Liberal MP Joe Peschisolido introduced a petition condemning the practice of birth tourism in the House of Commons Friday.
Peschisolido said he is seeking “concrete measures” to “eliminate” an industry that appears to be growing in a relative grey area, particularly in Richmond, B.C., where his home riding of Steveston-Richmond East is situated.
“The birth tourism industry must be dismantled and ultimately shut down,” Peschisolido said in a news release.
The petition was signed by 10,822 people.
Speaking to Glacier Media, Peschisolido said those concrete measures are to be determined, and he and the federal Liberals are unwilling to consider changes to Canada’s unconditional birthright citizenship (jus soli) rights – unlike the Conservatives – which underpin the motives of foreign nationals coming to Canada to give birth for the explicit purpose of obtaining automatic citizenship for their newborn — sometimes referred to as a “passport baby” or “anchor baby.”
Some Conservatives, including Richmond Centre MP Alice Wong, have proposed ending unconditional birthright citizenship rights.
Peschisolido said he wants those entering Canada on tourist visas to continue to have this right, on “philosophical” grounds.
“I don’t believe we should start making distinctions,” he said.
Instead, he is pointing to a three-level government approach to disrupt the industry. He said he’s spoken to federal ministers Ralph Goodale, Ahmed Hussen and Bill Blair, who are in charge of public safety, immigration and border security, respectively. A response to the petition from them is expected in 45 days. But Peschisolido provided no details on what exactly they can do.
As it stands, it is not illegal to come to Canada to give birth, as long as an applicant is honest.
Peschisolido said “even [U.S. President] Donald Trump” has resisted changing jus soli rights, although those are protected in the U.S. Constitution – but not in Canada’s Charter of Rights and Freedoms.
Meanwhile, “municipal and provincial governments must also address and come to grips with birth tourism,” he said.
He offered no suggestions as to what a municipality can do. But he said he’s aware of 23 birth tourism hotels operating in Richmond.
These home-based businesses help mothers register at hospitals and book doctor appointments, among other services. They legally rent bedrooms to mothers for periods longer than 30 days.
Petitioner Kerry Starchuck, a Richmond resident, said municipalities such as Richmond should proactively ensure theses businesses have licenses and comply with tax, health and transportation regulations.
“We have to deter it as much as possible,” she said.
Richmond-Queensborough MLA Jas Johal has previously suggested charging foreign nationals much higher delivery fees to dissuade them from coming to the hospital. But the province’s Hospital Act would need to be changed, as hospitals are only allowed to operate on a non-profit basis.

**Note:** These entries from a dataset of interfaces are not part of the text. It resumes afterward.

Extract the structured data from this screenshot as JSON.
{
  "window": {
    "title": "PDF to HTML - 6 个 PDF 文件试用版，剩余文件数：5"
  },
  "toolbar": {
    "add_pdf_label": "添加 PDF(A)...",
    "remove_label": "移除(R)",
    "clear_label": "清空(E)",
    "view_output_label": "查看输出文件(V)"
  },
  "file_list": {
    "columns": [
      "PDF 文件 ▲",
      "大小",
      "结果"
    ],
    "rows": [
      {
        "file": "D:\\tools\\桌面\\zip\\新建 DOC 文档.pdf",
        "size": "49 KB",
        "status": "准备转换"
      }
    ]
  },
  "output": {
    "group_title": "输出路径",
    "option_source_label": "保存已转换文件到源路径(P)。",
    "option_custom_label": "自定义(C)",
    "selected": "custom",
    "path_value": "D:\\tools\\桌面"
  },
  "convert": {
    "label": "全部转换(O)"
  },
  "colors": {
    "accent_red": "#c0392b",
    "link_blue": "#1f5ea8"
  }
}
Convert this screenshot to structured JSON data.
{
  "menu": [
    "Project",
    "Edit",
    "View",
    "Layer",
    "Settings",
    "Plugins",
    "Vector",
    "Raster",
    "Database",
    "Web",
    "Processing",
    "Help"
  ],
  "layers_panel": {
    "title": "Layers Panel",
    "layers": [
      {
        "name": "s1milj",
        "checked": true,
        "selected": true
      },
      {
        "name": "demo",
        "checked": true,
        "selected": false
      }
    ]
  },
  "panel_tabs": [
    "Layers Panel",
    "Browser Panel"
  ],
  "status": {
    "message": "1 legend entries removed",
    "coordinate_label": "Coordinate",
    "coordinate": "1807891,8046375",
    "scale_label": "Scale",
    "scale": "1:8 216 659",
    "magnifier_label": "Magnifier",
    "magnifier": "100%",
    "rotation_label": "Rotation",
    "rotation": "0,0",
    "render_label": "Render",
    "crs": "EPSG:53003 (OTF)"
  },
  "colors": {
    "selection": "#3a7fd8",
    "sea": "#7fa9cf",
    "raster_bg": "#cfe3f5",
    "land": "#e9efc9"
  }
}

Peschisolido suggested birth tourism agencies and doctors facilitating non-residents could be more scrutizined.
He also expressed the desire to compile better data on the industry.
The frequency with which birth tourism occurs in B.C. and across Canada may be significantly underreported.
For example, expectant foreign mothers typically register at Richmond Hospital using their Richmond address, and so provincial data on non-resident births in B.C. are vastly underreported because B.C. Vital Statistics compiles data from addresses on registration forms and not the number of uninsured, non-residents of Canada paying to give birth.
Whereas Richmond Hospital reported 299 “self-pay” births from non-resident mothers in the 2015-16 fiscal year and 379 in the 2016-2017 fiscal year, Statistics Canada reported only 99 births in B.C. in 2016 where the “place of residence of [the] mother [is] outside Canada.” Across Canada there were only 313 such births reported in 2016. That is in stark contrast to a court document in the U.S., reported by NBC, citing a study showing 40,000 babies a year are delivered by women on tourist visas.
The B.C. Ministry of Health said this summer it is planning to change its reporting practices.
Non-residents paying to give birth at Richmond Hospital accounted for 22 per cent of all births last year, up from 17 per cent the year prior.
In the 2017/2018 fiscal year, Vancouver Coastal Health reported 474 babies born in Richmond to 469 non-residents of Canada, who were invoiced $6.2 million, of which $1.1 million has yet to be paid, according to officials.
Nurses in the hospital have decried the practice as an abuse of the public health care system.